Tag Archives: science

Food Webs and Energy Pyramids: Bedrocks of Biodiversity

Captions are on! TO turn off, click the CC button at bottom right. Follow the amoebas on Twitter (@amoebasisters) and Facebook! When we were little, we loved nature shows. One reason was because we didn’t have cable and it was one of the few things we actually got a TV signal for that didn’t require… Read More »

Cave Art 101 | National Geographic

– [Narrator] Wooly mammoths, step bison, and other large mammals once roamed alongside people across Eurasia. Tens of thousands of years later, we may have glimpse into this Ice Age world through the cave art left behind by early humans. (tinkling music) Around 400 art-filled caves and shelters predominately located in France and Spain have… Read More »

How Your Toothbrush Became a Part of the Plastic Crisis | National Geographic

(tapping) – [Narrator] Hopefully you know this already but … that’s a toothbrush. So are these. And the one thing they have in common: they’re all plastic. But here’s something you might not know. This routine has been around for a millennia. And back then, they used chewing sticks. (sticks rattling) Fast forward a bit… Read More »

Inside the Dark World of Captive Wildlife Tourism | National Geographic

– (sighs) Jesus. We came behind the stadium where the elephants perform and we found this juvenile elephant. He had gaping red wounds at his temple. He also has a broken leg. The other one is chained up. He looks totally emaciated. Skin and bones. And this is the worst shape I’ve seen an elephant… Read More »

Greg Asner: Ecology from the air

Technology can change our understanding of nature. Take for example the case of lions. For centuries, it’s been said that female lions do all of the hunting out in the open savanna, and male lions do nothing until it’s time for dinner. You’ve heard this too, I can tell. Well recently, I led an airborne… Read More »

Conservation and Restoration Ecology: Crash Course Ecology #12

For the past 12 weeks, we’ve been investigating our living planet together, and learning how it works on many levels; how populations of organisms interact, how communities thrive and ecosystems change, and how humans are wrecking the nice, perfectly functioning systems Earth has been using for hundreds of thousands of years. And now it’s graduation… Read More »

Ancient Mesopotamia 101 | National Geographic

(soft music) – [Narrator] The story of writing, astronomy, and law. The story of civilization itself begins in one place. Not Egypt, not Greece, not Rome. But Mesopotamia. Mesopotamia is an exceedingly fertile plain situated between the Tigris and the Euphrates Rivers. For five millennia, the small strip of land situated in what is today… Read More »

Coral Reefs 101 | National Geographic

(gentle music) – [Narrator] Coral reefs, their bright, vivid colors can be seen in tropical ocean waters around the globe. Beyond their brilliant appearance lies a hidden significance. Coral are animals. Though they may look like colorful plants, coral are, in fact, made up of tiny animals called polyps. These invertebrates can range from the… Read More »

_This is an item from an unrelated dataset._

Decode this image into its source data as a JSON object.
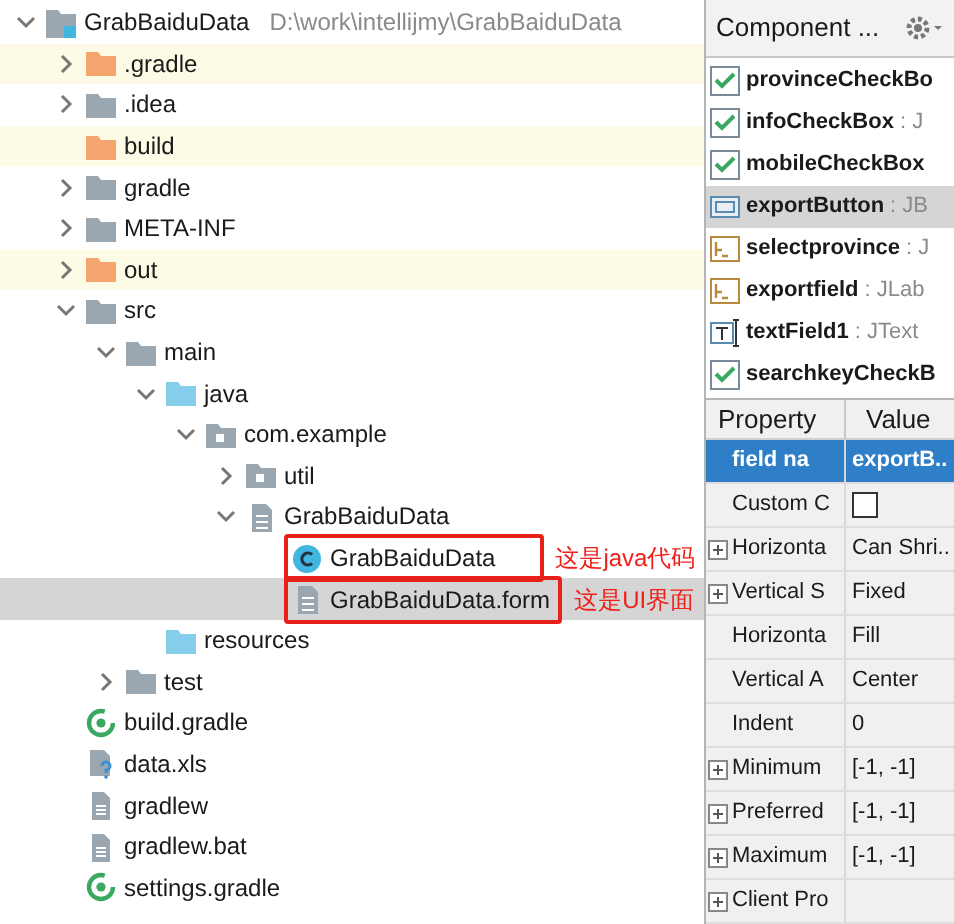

Brain 101 | National Geographic

– [Narrator] The brain is the most complex organ in the human body. As part of the nervous system, the brain coordinates all of the body’s function. In adult humans, the brain is a three-pound gelatinous mass of fat and protein. It’s comprised of four main regions: the cerebrum, the cerebellum, the brainstem, and the… Read More »

Eclipse 2017: One Nation Under The Sun | NPR

Oh my God! There it is! Incredible! Oh my God! [screams] Oh my God! Good morning! It’s Monday, August 21, 2017. The Great American Eclipse now just hours away… This is purely American, right? This is an American eclipse. … has brought us in some eclipse donuts! They feel it’s a once in a lifetime… Read More »